Please output the data exactly, without omitting anything.

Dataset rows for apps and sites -
____________________
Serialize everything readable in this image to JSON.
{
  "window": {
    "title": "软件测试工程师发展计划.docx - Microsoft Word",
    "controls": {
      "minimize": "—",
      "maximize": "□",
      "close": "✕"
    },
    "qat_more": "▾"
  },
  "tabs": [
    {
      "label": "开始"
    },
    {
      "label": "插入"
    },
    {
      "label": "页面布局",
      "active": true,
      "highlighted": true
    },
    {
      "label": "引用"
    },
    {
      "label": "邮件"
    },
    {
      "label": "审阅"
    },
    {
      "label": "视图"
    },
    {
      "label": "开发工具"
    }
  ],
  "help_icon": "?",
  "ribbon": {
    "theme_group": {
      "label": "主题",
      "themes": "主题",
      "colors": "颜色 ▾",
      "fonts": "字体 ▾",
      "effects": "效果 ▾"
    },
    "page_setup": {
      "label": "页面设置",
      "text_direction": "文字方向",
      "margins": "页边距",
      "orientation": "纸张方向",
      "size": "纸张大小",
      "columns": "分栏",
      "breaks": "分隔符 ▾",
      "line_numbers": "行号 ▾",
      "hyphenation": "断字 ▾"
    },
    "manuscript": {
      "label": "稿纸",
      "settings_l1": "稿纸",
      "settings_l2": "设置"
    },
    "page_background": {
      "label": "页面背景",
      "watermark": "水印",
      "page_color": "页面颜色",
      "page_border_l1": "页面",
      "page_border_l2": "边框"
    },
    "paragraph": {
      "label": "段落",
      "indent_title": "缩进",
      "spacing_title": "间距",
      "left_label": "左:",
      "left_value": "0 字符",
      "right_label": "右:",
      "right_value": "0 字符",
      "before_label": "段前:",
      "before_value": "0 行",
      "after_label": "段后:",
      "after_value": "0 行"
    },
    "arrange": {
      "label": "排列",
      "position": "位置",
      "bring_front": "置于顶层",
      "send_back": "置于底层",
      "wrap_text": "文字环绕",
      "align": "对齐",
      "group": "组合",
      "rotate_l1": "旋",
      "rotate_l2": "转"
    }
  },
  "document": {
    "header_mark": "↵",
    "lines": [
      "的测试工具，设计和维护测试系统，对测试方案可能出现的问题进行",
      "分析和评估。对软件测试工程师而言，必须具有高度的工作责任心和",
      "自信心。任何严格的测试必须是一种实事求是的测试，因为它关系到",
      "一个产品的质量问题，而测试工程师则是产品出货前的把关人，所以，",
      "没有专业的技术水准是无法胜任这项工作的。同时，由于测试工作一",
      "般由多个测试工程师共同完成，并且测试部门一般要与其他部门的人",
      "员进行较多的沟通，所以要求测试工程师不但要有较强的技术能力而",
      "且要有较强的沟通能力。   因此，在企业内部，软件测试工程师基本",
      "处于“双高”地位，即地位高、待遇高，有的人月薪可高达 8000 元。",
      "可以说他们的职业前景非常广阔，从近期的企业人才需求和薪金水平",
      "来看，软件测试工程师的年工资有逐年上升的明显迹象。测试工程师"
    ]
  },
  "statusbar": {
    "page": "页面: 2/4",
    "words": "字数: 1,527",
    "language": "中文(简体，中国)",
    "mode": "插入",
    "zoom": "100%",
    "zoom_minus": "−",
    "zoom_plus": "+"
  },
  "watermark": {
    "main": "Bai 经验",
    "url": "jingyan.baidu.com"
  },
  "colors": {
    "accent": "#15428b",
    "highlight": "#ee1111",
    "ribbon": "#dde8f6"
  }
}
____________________
Task response -
Serialize everything readable in this image to JSON.
{
  "window": {
    "title": "软件测试工程师发展计划.docx - Microsoft Word",
    "controls": {
      "minimize": "—",
      "maximize": "□",
      "close": "✕"
    },
    "qat_more": "▾"
  },
  "tabs": [
    {
      "label": "开始"
    },
    {
      "label": "插入"
    },
    {
      "label": "页面布局",
      "active": true,
      "highlighted": true
    },
    {
      "label": "引用"
    },
    {
      "label": "邮件"
    },
    {
      "label": "审阅"
    },
    {
      "label": "视图"
    },
    {
      "label": "开发工具"
    }
  ],
  "help_icon": "?",
  "ribbon": {
    "theme_group": {
      "label": "主题",
      "themes": "主题",
      "colors": "颜色 ▾",
      "fonts": "字体 ▾",
      "effects": "效果 ▾"
    },
    "page_setup": {
      "label": "页面设置",
      "text_direction": "文字方向",
      "margins": "页边距",
      "orientation": "纸张方向",
      "size": "纸张大小",
      "columns": "分栏",
      "breaks": "分隔符 ▾",
      "line_numbers": "行号 ▾",
      "hyphenation": "断字 ▾"
    },
    "manuscript": {
      "label": "稿纸",
      "settings_l1": "稿纸",
      "settings_l2": "设置"
    },
    "page_background": {
      "label": "页面背景",
      "watermark": "水印",
      "page_color": "页面颜色",
      "page_border_l1": "页面",
      "page_border_l2": "边框"
    },
    "paragraph": {
      "label": "段落",
      "indent_title": "缩进",
      "spacing_title": "间距",
      "left_label": "左:",
      "left_value": "0 字符",
      "right_label": "右:",
      "right_value": "0 字符",
      "before_label": "段前:",
      "before_value": "0 行",
      "after_label": "段后:",
      "after_value": "0 行"
    },
    "arrange": {
      "label": "排列",
      "position": "位置",
      "bring_front": "置于顶层",
      "send_back": "置于底层",
      "wrap_text": "文字环绕",
      "align": "对齐",
      "group": "组合",
      "rotate_l1": "旋",
      "rotate_l2": "转"
    }
  },
  "document": {
    "header_mark": "↵",
    "lines": [
      "的测试工具，设计和维护测试系统，对测试方案可能出现的问题进行",
      "分析和评估。对软件测试工程师而言，必须具有高度的工作责任心和",
      "自信心。任何严格的测试必须是一种实事求是的测试，因为它关系到",
      "一个产品的质量问题，而测试工程师则是产品出货前的把关人，所以，",
      "没有专业的技术水准是无法胜任这项工作的。同时，由于测试工作一",
      "般由多个测试工程师共同完成，并且测试部门一般要与其他部门的人",
      "员进行较多的沟通，所以要求测试工程师不但要有较强的技术能力而",
      "且要有较强的沟通能力。   因此，在企业内部，软件测试工程师基本",
      "处于“双高”地位，即地位高、待遇高，有的人月薪可高达 8000 元。",
      "可以说他们的职业前景非常广阔，从近期的企业人才需求和薪金水平",
      "来看，软件测试工程师的年工资有逐年上升的明显迹象。测试工程师"
    ]
  },
  "statusbar": {
    "page": "页面: 2/4",
    "words": "字数: 1,527",
    "language": "中文(简体，中国)",
    "mode": "插入",
    "zoom": "100%",
    "zoom_minus": "−",
    "zoom_plus": "+"
  },
  "watermark": {
    "main": "Bai 经验",
    "url": "jingyan.baidu.com"
  },
  "colors": {
    "accent": "#15428b",
    "highlight": "#ee1111",
    "ribbon": "#dde8f6"
  }
}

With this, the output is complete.